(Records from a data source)
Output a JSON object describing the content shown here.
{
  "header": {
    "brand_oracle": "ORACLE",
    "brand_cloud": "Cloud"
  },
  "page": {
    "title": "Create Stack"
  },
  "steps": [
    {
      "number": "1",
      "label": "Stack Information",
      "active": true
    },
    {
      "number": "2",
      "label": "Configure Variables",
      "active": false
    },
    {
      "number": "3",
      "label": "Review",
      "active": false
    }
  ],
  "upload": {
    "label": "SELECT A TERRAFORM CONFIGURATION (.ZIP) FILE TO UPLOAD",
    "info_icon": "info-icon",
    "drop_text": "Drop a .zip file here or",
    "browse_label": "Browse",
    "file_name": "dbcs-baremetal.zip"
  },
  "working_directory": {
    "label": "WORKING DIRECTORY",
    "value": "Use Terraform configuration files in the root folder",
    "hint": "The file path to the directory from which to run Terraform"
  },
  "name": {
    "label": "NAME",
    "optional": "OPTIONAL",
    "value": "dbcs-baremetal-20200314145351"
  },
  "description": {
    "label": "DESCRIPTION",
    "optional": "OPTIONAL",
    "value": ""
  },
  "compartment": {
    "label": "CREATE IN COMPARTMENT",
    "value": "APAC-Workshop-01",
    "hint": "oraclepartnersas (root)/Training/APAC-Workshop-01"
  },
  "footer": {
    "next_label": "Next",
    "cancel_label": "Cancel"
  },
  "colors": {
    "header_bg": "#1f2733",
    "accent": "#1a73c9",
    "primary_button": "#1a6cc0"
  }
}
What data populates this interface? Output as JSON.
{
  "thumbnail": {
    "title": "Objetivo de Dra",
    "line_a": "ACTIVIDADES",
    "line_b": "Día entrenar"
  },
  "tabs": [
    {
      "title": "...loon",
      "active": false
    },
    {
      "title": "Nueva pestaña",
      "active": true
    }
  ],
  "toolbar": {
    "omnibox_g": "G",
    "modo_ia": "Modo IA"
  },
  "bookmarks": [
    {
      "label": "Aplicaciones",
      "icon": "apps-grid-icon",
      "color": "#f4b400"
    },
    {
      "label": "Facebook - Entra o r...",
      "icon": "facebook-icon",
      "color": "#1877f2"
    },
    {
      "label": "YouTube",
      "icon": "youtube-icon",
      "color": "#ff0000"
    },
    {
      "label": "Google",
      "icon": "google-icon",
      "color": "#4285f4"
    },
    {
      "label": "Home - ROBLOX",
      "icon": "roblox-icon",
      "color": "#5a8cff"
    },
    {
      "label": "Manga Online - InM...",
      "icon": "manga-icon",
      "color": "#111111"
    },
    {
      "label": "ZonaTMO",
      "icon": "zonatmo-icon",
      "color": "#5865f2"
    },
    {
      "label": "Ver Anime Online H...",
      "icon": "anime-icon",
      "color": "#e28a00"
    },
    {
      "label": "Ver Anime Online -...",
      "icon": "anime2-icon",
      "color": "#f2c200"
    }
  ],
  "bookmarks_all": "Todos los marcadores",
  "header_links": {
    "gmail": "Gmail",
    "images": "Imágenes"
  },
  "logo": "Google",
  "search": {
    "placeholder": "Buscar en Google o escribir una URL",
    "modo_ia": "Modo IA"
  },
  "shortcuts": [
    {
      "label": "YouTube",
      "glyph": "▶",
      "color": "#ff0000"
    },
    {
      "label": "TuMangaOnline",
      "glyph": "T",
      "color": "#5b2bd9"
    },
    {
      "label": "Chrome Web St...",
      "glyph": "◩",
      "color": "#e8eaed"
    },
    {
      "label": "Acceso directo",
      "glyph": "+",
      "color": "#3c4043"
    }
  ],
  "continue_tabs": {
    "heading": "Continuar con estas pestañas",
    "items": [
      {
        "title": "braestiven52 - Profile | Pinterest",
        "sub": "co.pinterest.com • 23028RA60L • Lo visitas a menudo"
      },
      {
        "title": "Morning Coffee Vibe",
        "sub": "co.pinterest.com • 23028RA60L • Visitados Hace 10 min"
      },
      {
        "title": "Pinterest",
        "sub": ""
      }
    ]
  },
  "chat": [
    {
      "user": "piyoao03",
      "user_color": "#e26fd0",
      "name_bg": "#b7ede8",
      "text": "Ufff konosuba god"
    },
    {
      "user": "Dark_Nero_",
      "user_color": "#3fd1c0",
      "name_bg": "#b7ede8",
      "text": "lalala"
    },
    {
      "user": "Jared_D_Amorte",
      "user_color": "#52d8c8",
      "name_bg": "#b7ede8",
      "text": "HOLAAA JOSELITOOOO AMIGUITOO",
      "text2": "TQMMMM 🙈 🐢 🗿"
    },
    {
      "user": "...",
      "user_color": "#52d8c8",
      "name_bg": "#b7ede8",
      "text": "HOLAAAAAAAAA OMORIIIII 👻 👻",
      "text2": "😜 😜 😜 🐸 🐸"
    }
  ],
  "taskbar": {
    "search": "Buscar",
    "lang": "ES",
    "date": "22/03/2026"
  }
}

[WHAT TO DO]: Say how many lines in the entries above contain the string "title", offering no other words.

[TASK ANSWER]: 7